Unsurprisingly most of Boy Erased’s emotion is found in Lucas Hedges’ performance, which is undoubtedly award-worthy. Hedges really makes you feel Jared’s struggle, seeing him build up his strength to defy Sykes and stick to his beliefs. Constant flashbacks to Jared’s life before therapy add some great context to him as a character, even if these flashbacks create some odd transitions. Nicole Kidman’s role as his conflicted mother also has a great arc, from being silent and obedient to sharing Jared’s belief to stand up for what he thinks is right is heartwarming and makes the story that much more significant.
Edgerton puts in an excellent performance that also could be deemed award-worthy, bringing a strange sense of charm to Sykes before the audience come to undoubtedly despise him. After his emotional abuse of centre attendees, he is seen much more like a man working alongside the Devil than any sort of God. It also has to be said that there is a surprisingly good performance from Flea (Red Hot Chili Peppers) as his character Brandon, is both suitably intimidating and evil.
The film even finds time to make the audience laugh and ultimately leaves them with much more of a hopeful message than a depressing one.

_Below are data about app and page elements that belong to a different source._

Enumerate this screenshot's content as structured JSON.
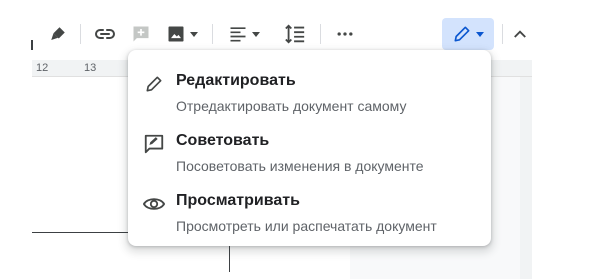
{
  "toolbar": {
    "buttons": [
      {
        "id": "paint-format",
        "icon": "paint-format-icon"
      },
      {
        "id": "insert-link",
        "icon": "link-icon"
      },
      {
        "id": "add-comment",
        "icon": "add-comment-icon"
      },
      {
        "id": "insert-image",
        "icon": "image-icon"
      },
      {
        "id": "align",
        "icon": "align-left-icon"
      },
      {
        "id": "line-spacing",
        "icon": "line-spacing-icon"
      },
      {
        "id": "more",
        "icon": "more-horiz-icon"
      }
    ],
    "mode_icon": "pencil-icon",
    "collapse_icon": "chevron-up-icon",
    "accent_color": "#0b57d0",
    "mode_bg_color": "#d3e3fd"
  },
  "ruler": {
    "ticks": [
      "12",
      "13"
    ]
  },
  "mode_menu": {
    "items": [
      {
        "icon": "pencil-icon",
        "title": "Редактировать",
        "subtitle": "Отредактировать документ самому"
      },
      {
        "icon": "suggest-icon",
        "title": "Советовать",
        "subtitle": "Посоветовать изменения в документе"
      },
      {
        "icon": "eye-icon",
        "title": "Просматривать",
        "subtitle": "Просмотреть или распечатать документ"
      }
    ]
  }
}
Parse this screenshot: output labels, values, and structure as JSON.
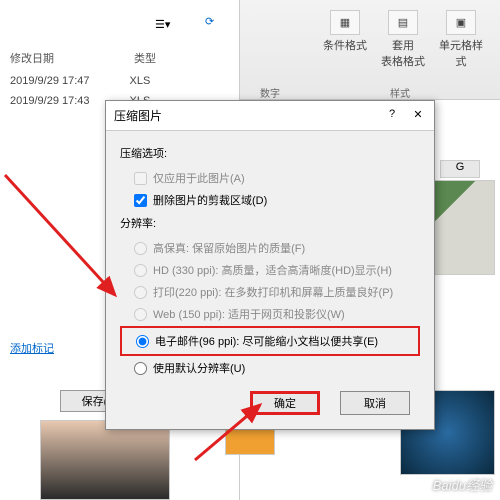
{
  "ribbon": {
    "items": [
      {
        "label": "条件格式"
      },
      {
        "label": "套用\n表格格式"
      },
      {
        "label": "单元格样式"
      }
    ],
    "group_numbers": "数字",
    "group_styles": "样式"
  },
  "file_browser": {
    "col_date": "修改日期",
    "col_type": "类型",
    "rows": [
      {
        "date": "2019/9/29 17:47",
        "type": "XLS"
      },
      {
        "date": "2019/9/29 17:43",
        "type": "XLS"
      }
    ],
    "add_tag": "添加标记",
    "save": "保存(S)"
  },
  "grid": {
    "col_g": "G"
  },
  "dialog": {
    "title": "压缩图片",
    "help": "?",
    "close": "✕",
    "compress_section": "压缩选项:",
    "only_this": "仅应用于此图片(A)",
    "delete_crop": "删除图片的剪裁区域(D)",
    "resolution_section": "分辨率:",
    "options": {
      "fidelity": "高保真: 保留原始图片的质量(F)",
      "hd": "HD (330 ppi): 高质量，适合高清晰度(HD)显示(H)",
      "print": "打印(220 ppi): 在多数打印机和屏幕上质量良好(P)",
      "web": "Web (150 ppi): 适用于网页和投影仪(W)",
      "email": "电子邮件(96 ppi): 尽可能缩小文档以便共享(E)",
      "default": "使用默认分辨率(U)"
    },
    "ok": "确定",
    "cancel": "取消"
  },
  "watermark": "Baidu经验"
}
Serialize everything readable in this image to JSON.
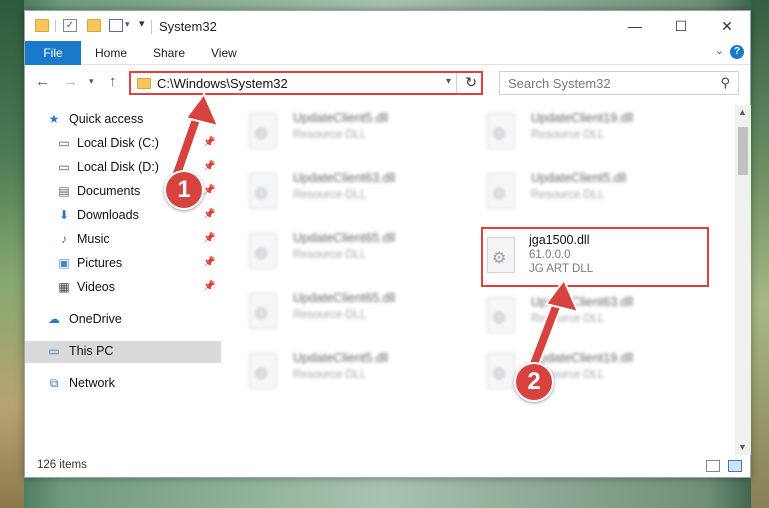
{
  "window": {
    "title": "System32",
    "minimize_icon": "minimize-icon",
    "maximize_icon": "maximize-icon",
    "close_icon": "close-icon"
  },
  "ribbon": {
    "tabs": [
      {
        "label": "File"
      },
      {
        "label": "Home"
      },
      {
        "label": "Share"
      },
      {
        "label": "View"
      }
    ]
  },
  "nav": {
    "address": "C:\\Windows\\System32",
    "search_placeholder": "Search System32"
  },
  "sidebar": {
    "items": [
      {
        "label": "Quick access",
        "icon": "star-icon"
      },
      {
        "label": "Local Disk (C:)",
        "icon": "drive-icon"
      },
      {
        "label": "Local Disk (D:)",
        "icon": "drive-icon"
      },
      {
        "label": "Documents",
        "icon": "documents-icon"
      },
      {
        "label": "Downloads",
        "icon": "download-icon"
      },
      {
        "label": "Music",
        "icon": "music-icon"
      },
      {
        "label": "Pictures",
        "icon": "pictures-icon"
      },
      {
        "label": "Videos",
        "icon": "videos-icon"
      },
      {
        "label": "OneDrive",
        "icon": "cloud-icon"
      },
      {
        "label": "This PC",
        "icon": "computer-icon"
      },
      {
        "label": "Network",
        "icon": "network-icon"
      }
    ]
  },
  "files": {
    "left": [
      {
        "name": "UpdateClient5.dll",
        "type": "Resource DLL"
      },
      {
        "name": "UpdateClient63.dll",
        "type": "Resource DLL"
      },
      {
        "name": "UpdateClient65.dll",
        "type": "Resource DLL"
      },
      {
        "name": "UpdateClient65.dll",
        "type": "Resource DLL"
      },
      {
        "name": "UpdateClient5.dll",
        "type": "Resource DLL"
      }
    ],
    "right": [
      {
        "name": "UpdateClient19.dll",
        "type": "Resource DLL"
      },
      {
        "name": "UpdateClient5.dll",
        "type": "Resource DLL"
      },
      {
        "name": "UpdateClient63.dll",
        "type": "Resource DLL"
      },
      {
        "name": "UpdateClient19.dll",
        "type": "Resource DLL"
      }
    ],
    "highlighted": {
      "name": "jga1500.dll",
      "version": "61.0.0.0",
      "description": "JG ART DLL"
    }
  },
  "status": {
    "item_count": "126 items"
  },
  "annotations": {
    "step1": "1",
    "step2": "2",
    "color": "#d6433f"
  }
}
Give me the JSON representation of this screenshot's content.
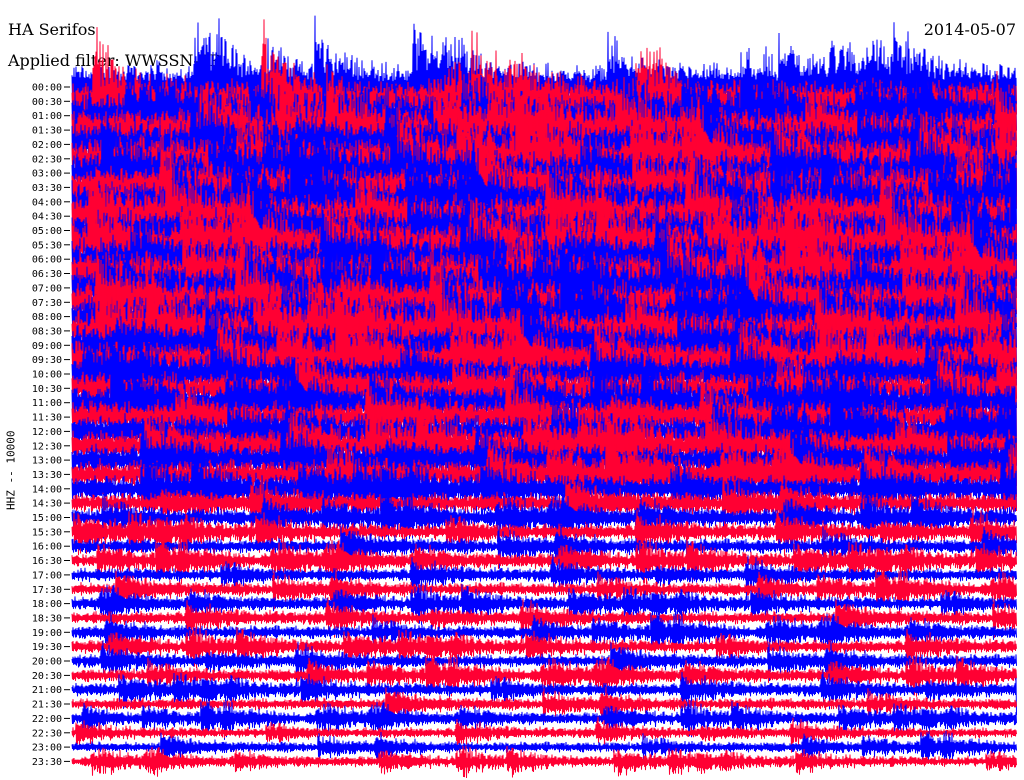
{
  "header": {
    "station": "HA Serifos",
    "date": "2014-05-07",
    "filter": "Applied filter: WWSSN-SP"
  },
  "chart_data": {
    "type": "line",
    "ylabel": "HHZ -- 10000",
    "rows": [
      "00:00",
      "00:30",
      "01:00",
      "01:30",
      "02:00",
      "02:30",
      "03:00",
      "03:30",
      "04:00",
      "04:30",
      "05:00",
      "05:30",
      "06:00",
      "06:30",
      "07:00",
      "07:30",
      "08:00",
      "08:30",
      "09:00",
      "09:30",
      "10:00",
      "10:30",
      "11:00",
      "11:30",
      "12:00",
      "12:30",
      "13:00",
      "13:30",
      "14:00",
      "14:30",
      "15:00",
      "15:30",
      "16:00",
      "16:30",
      "17:00",
      "17:30",
      "18:00",
      "18:30",
      "19:00",
      "19:30",
      "20:00",
      "20:30",
      "21:00",
      "21:30",
      "22:00",
      "22:30",
      "23:00",
      "23:30"
    ],
    "tick_labels": [
      "00:00",
      "00:30",
      "01:00",
      "01:30",
      "02:00",
      "02:30",
      "03:00",
      "03:30",
      "04:00",
      "04:30",
      "05:00",
      "05:30",
      "06:00",
      "06:30",
      "07:00",
      "07:30",
      "08:00",
      "08:30",
      "09:00",
      "09:30",
      "10:00",
      "10:30",
      "11:00",
      "11:30",
      "12:00",
      "12:30",
      "13:00",
      "13:30",
      "14:00",
      "14:30",
      "15:00",
      "15:30",
      "16:00",
      "16:30",
      "17:00",
      "17:30",
      "18:00",
      "18:30",
      "19:00",
      "19:30",
      "20:00",
      "20:30",
      "21:00",
      "21:30",
      "22:00",
      "22:30",
      "23:00",
      "23:30"
    ],
    "amplitude": [
      3.0,
      3.0,
      3.0,
      3.0,
      3.0,
      3.0,
      3.0,
      3.0,
      3.0,
      3.0,
      3.0,
      3.0,
      3.0,
      3.0,
      3.0,
      3.0,
      3.0,
      3.0,
      2.8,
      2.5,
      2.3,
      2.2,
      2.2,
      2.2,
      2.2,
      2.2,
      2.1,
      2.0,
      1.8,
      1.4,
      1.2,
      1.1,
      1.0,
      1.0,
      0.9,
      0.9,
      0.9,
      0.9,
      0.9,
      0.9,
      0.9,
      0.9,
      0.9,
      0.8,
      0.8,
      0.7,
      0.7,
      0.7
    ],
    "colors": [
      "#0000ff",
      "#ff0033"
    ],
    "series_colors_cycle": "alternating"
  }
}
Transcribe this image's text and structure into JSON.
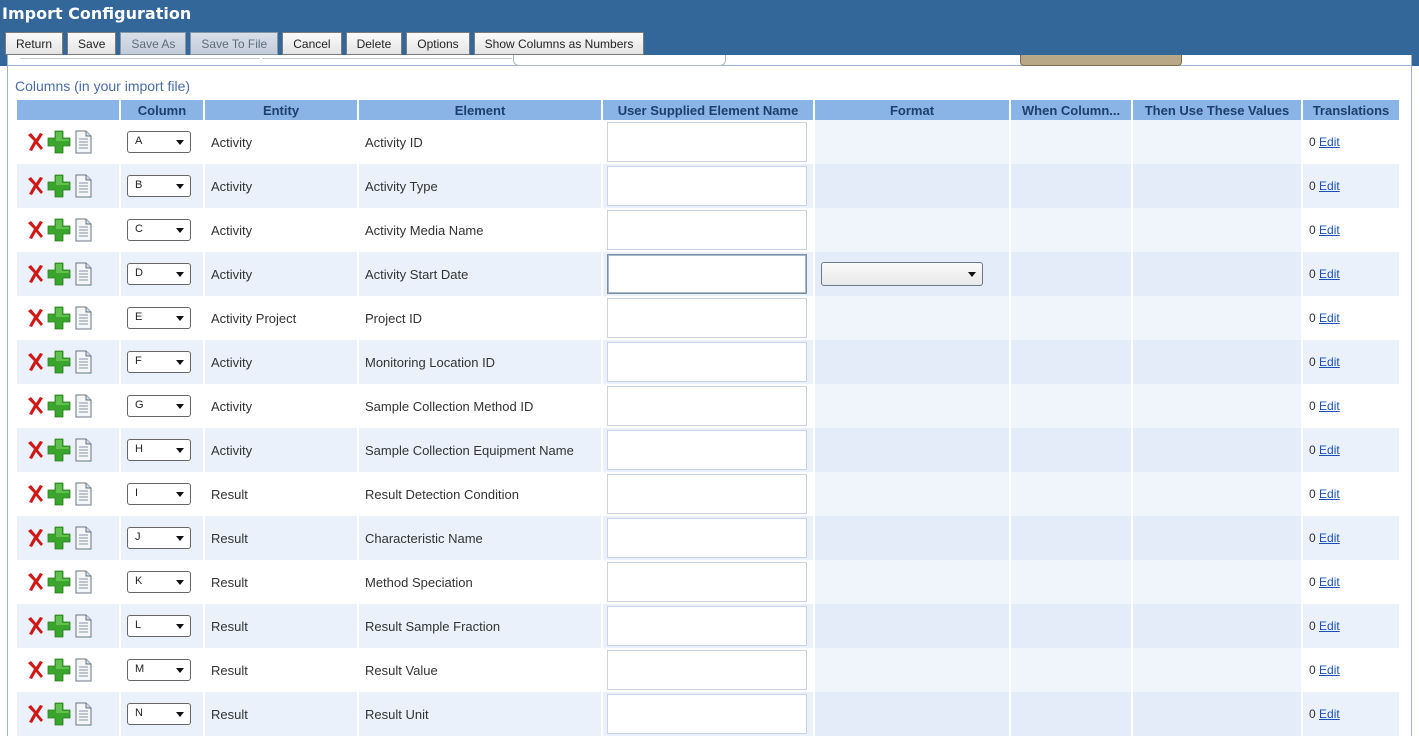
{
  "header": {
    "title": "Import Configuration",
    "buttons": [
      {
        "label": "Return",
        "enabled": true
      },
      {
        "label": "Save",
        "enabled": true
      },
      {
        "label": "Save As",
        "enabled": false
      },
      {
        "label": "Save To File",
        "enabled": false
      },
      {
        "label": "Cancel",
        "enabled": true
      },
      {
        "label": "Delete",
        "enabled": true
      },
      {
        "label": "Options",
        "enabled": true
      },
      {
        "label": "Show Columns as Numbers",
        "enabled": true
      }
    ]
  },
  "section": {
    "title": "Columns (in your import file)"
  },
  "table": {
    "headers": [
      "",
      "Column",
      "Entity",
      "Element",
      "User Supplied Element Name",
      "Format",
      "When Column...",
      "Then Use These Values",
      "Translations"
    ],
    "rows": [
      {
        "column": "A",
        "entity": "Activity",
        "element": "Activity ID",
        "translations_count": "0",
        "translations_link": "Edit",
        "format_select": false
      },
      {
        "column": "B",
        "entity": "Activity",
        "element": "Activity Type",
        "translations_count": "0",
        "translations_link": "Edit",
        "format_select": false
      },
      {
        "column": "C",
        "entity": "Activity",
        "element": "Activity Media Name",
        "translations_count": "0",
        "translations_link": "Edit",
        "format_select": false
      },
      {
        "column": "D",
        "entity": "Activity",
        "element": "Activity Start Date",
        "translations_count": "0",
        "translations_link": "Edit",
        "format_select": true
      },
      {
        "column": "E",
        "entity": "Activity Project",
        "element": "Project ID",
        "translations_count": "0",
        "translations_link": "Edit",
        "format_select": false
      },
      {
        "column": "F",
        "entity": "Activity",
        "element": "Monitoring Location ID",
        "translations_count": "0",
        "translations_link": "Edit",
        "format_select": false
      },
      {
        "column": "G",
        "entity": "Activity",
        "element": "Sample Collection Method ID",
        "translations_count": "0",
        "translations_link": "Edit",
        "format_select": false
      },
      {
        "column": "H",
        "entity": "Activity",
        "element": "Sample Collection Equipment Name",
        "translations_count": "0",
        "translations_link": "Edit",
        "format_select": false
      },
      {
        "column": "I",
        "entity": "Result",
        "element": "Result Detection Condition",
        "translations_count": "0",
        "translations_link": "Edit",
        "format_select": false
      },
      {
        "column": "J",
        "entity": "Result",
        "element": "Characteristic Name",
        "translations_count": "0",
        "translations_link": "Edit",
        "format_select": false
      },
      {
        "column": "K",
        "entity": "Result",
        "element": "Method Speciation",
        "translations_count": "0",
        "translations_link": "Edit",
        "format_select": false
      },
      {
        "column": "L",
        "entity": "Result",
        "element": "Result Sample Fraction",
        "translations_count": "0",
        "translations_link": "Edit",
        "format_select": false
      },
      {
        "column": "M",
        "entity": "Result",
        "element": "Result Value",
        "translations_count": "0",
        "translations_link": "Edit",
        "format_select": false
      },
      {
        "column": "N",
        "entity": "Result",
        "element": "Result Unit",
        "translations_count": "0",
        "translations_link": "Edit",
        "format_select": false
      }
    ],
    "row_icons": [
      "delete-icon",
      "add-icon",
      "document-icon"
    ]
  },
  "colors": {
    "header_bg": "#336699",
    "column_header_bg": "#8ab3e6",
    "alt_row_bg": "#eaf1fb",
    "link": "#1a4fb8",
    "delete_icon": "#d01818",
    "add_icon": "#3aa52c"
  }
}
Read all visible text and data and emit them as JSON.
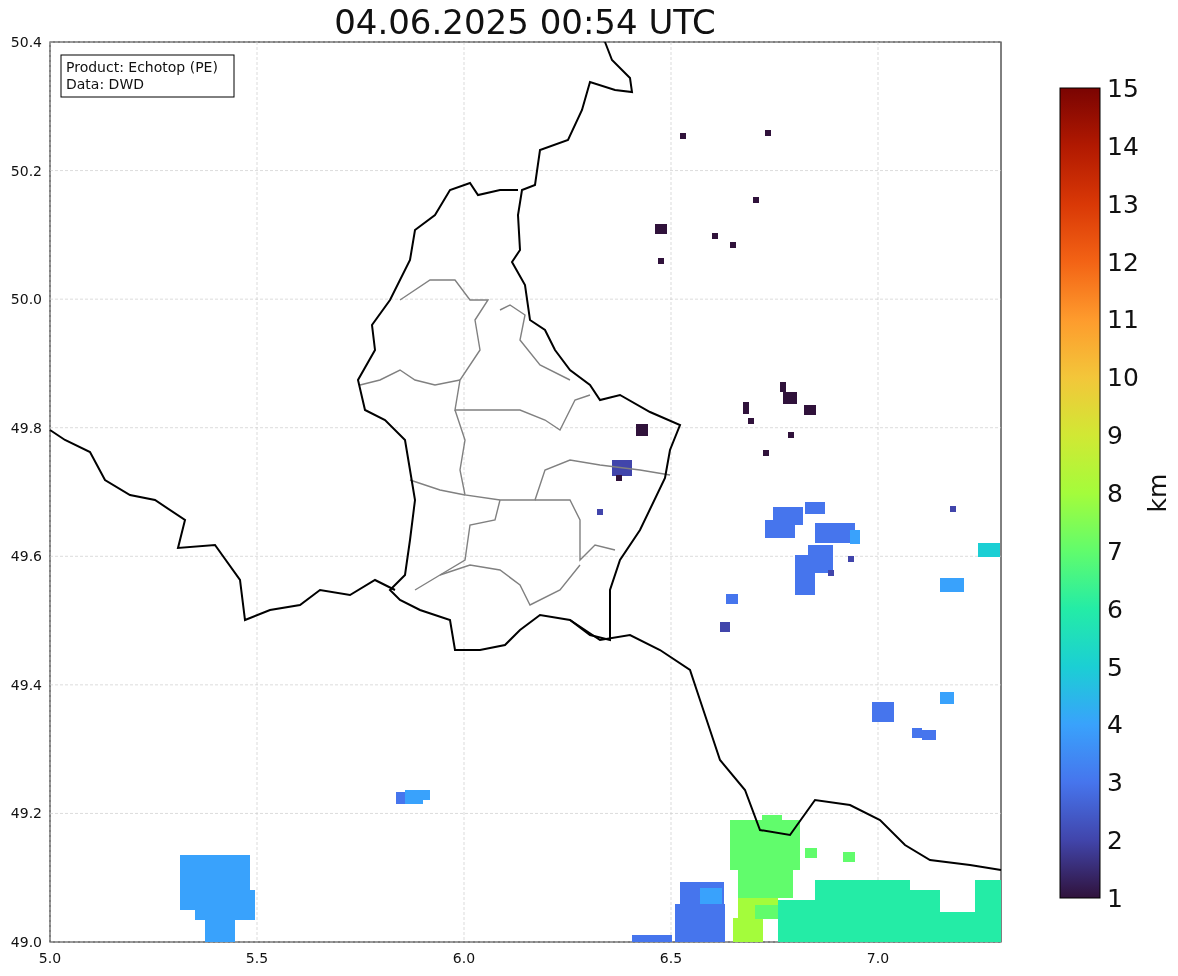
{
  "figure": {
    "title": "04.06.2025 00:54 UTC",
    "info_box": [
      "Product: Echotop (PE)",
      "Data: DWD"
    ],
    "map": {
      "x_ticks": [
        "5.0",
        "5.5",
        "6.0",
        "6.5",
        "7.0"
      ],
      "y_ticks": [
        "50.4",
        "50.2",
        "50.0",
        "49.8",
        "49.6",
        "49.4",
        "49.2",
        "49.0"
      ]
    },
    "colorbar": {
      "label": "km",
      "ticks": [
        "15",
        "14",
        "13",
        "12",
        "11",
        "10",
        "9",
        "8",
        "7",
        "6",
        "5",
        "4",
        "3",
        "2",
        "1"
      ]
    }
  }
}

Edgerton has written some excellent dialogue and has done a great job putting a story like this together. Even though he, himself, isn’t a part of the LGBTQ community, that doesn’t take away from his accurate portrayal of Jared’s journey, resulting in an attempt that anyone can appreciate, regardless of ties to the community or not.